Locals were in their yards dealing with the fallen leaves of deciduous trees. In that peculiar American way they worked autonomously. Each had their own way of handling a natural occurrence. One family makes an annual event of piling leaves high then zip lining into them. Others piled and burned them. Some ground them up with a mower and let them remain. One family bagged them. People like me ground and used leaves as garden mulch. It was a typical autumn afternoon as I went political canvassing in the area.
For the people on my door-knocking list the election was over. A few feigned indecision yet I doubt it. More than half had already voted. The electorate has picked sides and there were few questions for a random canvasser on a Sunday afternoon. The main thing I communicated was the polling place had moved this year from the public library to the Catholic Church. For the many who voted early, that may not matter. It was good to be out with people.
Last night was Halloween beggars night and I had about 30 children and parents. The weather was mild and I left the front door open for the two hours. I bought a bag of candy for treats from the wholesale club. More than half was left at the end of the night. I’m glad to see children and their parents doing something together in our neighborhood.
I picked more kale and chard in the garden. The color is now deep green after a few nights of frost. Under the weeds I saw a few chive plants. The plot with greens turned into a bit of a weedy mess this year yet there was an abundant harvest.
According to my device I spent 2 hours, 45 minutes chatting on the telephone.
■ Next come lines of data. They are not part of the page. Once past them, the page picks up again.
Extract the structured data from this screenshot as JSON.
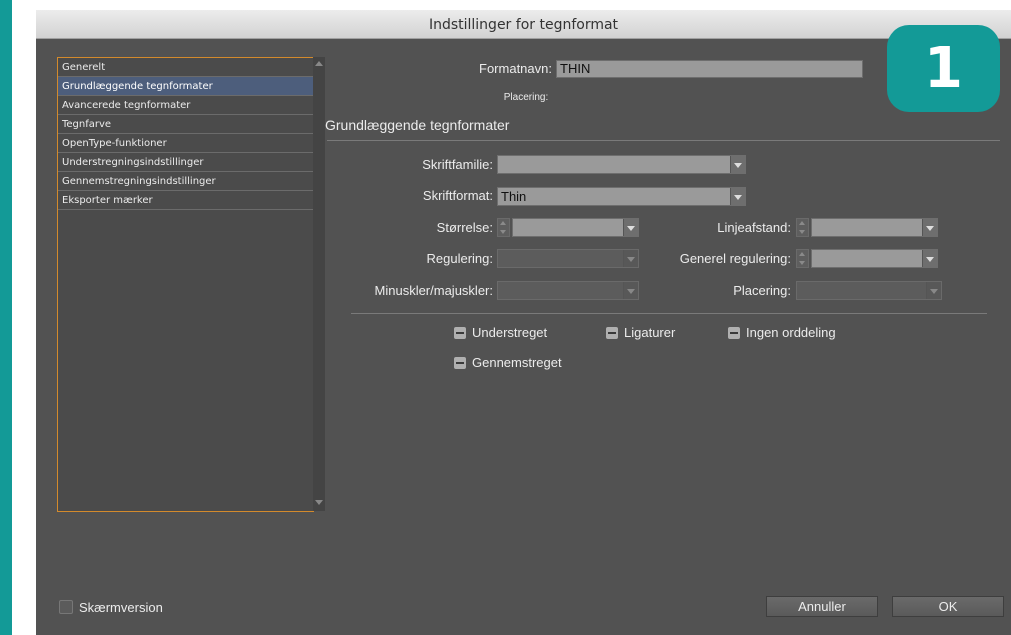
{
  "window": {
    "title": "Indstillinger for tegnformat"
  },
  "badge": {
    "text": "1",
    "color": "#139a97"
  },
  "sidebar": {
    "items": [
      {
        "label": "Generelt",
        "selected": false
      },
      {
        "label": "Grundlæggende tegnformater",
        "selected": true
      },
      {
        "label": "Avancerede tegnformater",
        "selected": false
      },
      {
        "label": "Tegnfarve",
        "selected": false
      },
      {
        "label": "OpenType-funktioner",
        "selected": false
      },
      {
        "label": "Understregningsindstillinger",
        "selected": false
      },
      {
        "label": "Gennemstregningsindstillinger",
        "selected": false
      },
      {
        "label": "Eksporter mærker",
        "selected": false
      }
    ]
  },
  "form": {
    "format_name_label": "Formatnavn:",
    "format_name_value": "THIN",
    "placement_info": "Placering:",
    "section_title": "Grundlæggende tegnformater",
    "font_family_label": "Skriftfamilie:",
    "font_family_value": "",
    "font_style_label": "Skriftformat:",
    "font_style_value": "Thin",
    "size_label": "Størrelse:",
    "size_value": "",
    "leading_label": "Linjeafstand:",
    "leading_value": "",
    "kerning_label": "Regulering:",
    "kerning_value": "",
    "tracking_label": "Generel regulering:",
    "tracking_value": "",
    "case_label": "Minuskler/majuskler:",
    "case_value": "",
    "position_label": "Placering:",
    "position_value": ""
  },
  "checkboxes": {
    "underline": "Understreget",
    "ligatures": "Ligaturer",
    "no_break": "Ingen orddeling",
    "strikethrough": "Gennemstreget"
  },
  "footer": {
    "preview_label": "Skærmversion",
    "cancel_label": "Annuller",
    "ok_label": "OK"
  }
}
Nothing urgent. Just catching up with friends and family. Such phone use is unusual for me. While the weather was perfect, it was a punk day for working outdoors, so the phone calls filled the time. That’s where I am in life.
One of my political stops was a man I’ve known almost since we moved here. If door-knocking is supposed to be efficient, this stop wasn’t as we caught up on what is going on in the community. He lives alone because his spouse is now living at the care center. I didn’t want to rush things and the conversation took many turns. It was good to get caught up.
The plan is to work outside for a couple of hours, getting the yard and garden ready for winter. If snow fell today, I would be satisfied with where things are. We live in a climate, yet it is the people who make life worth living. I enjoy my slice of humanity these autumn days.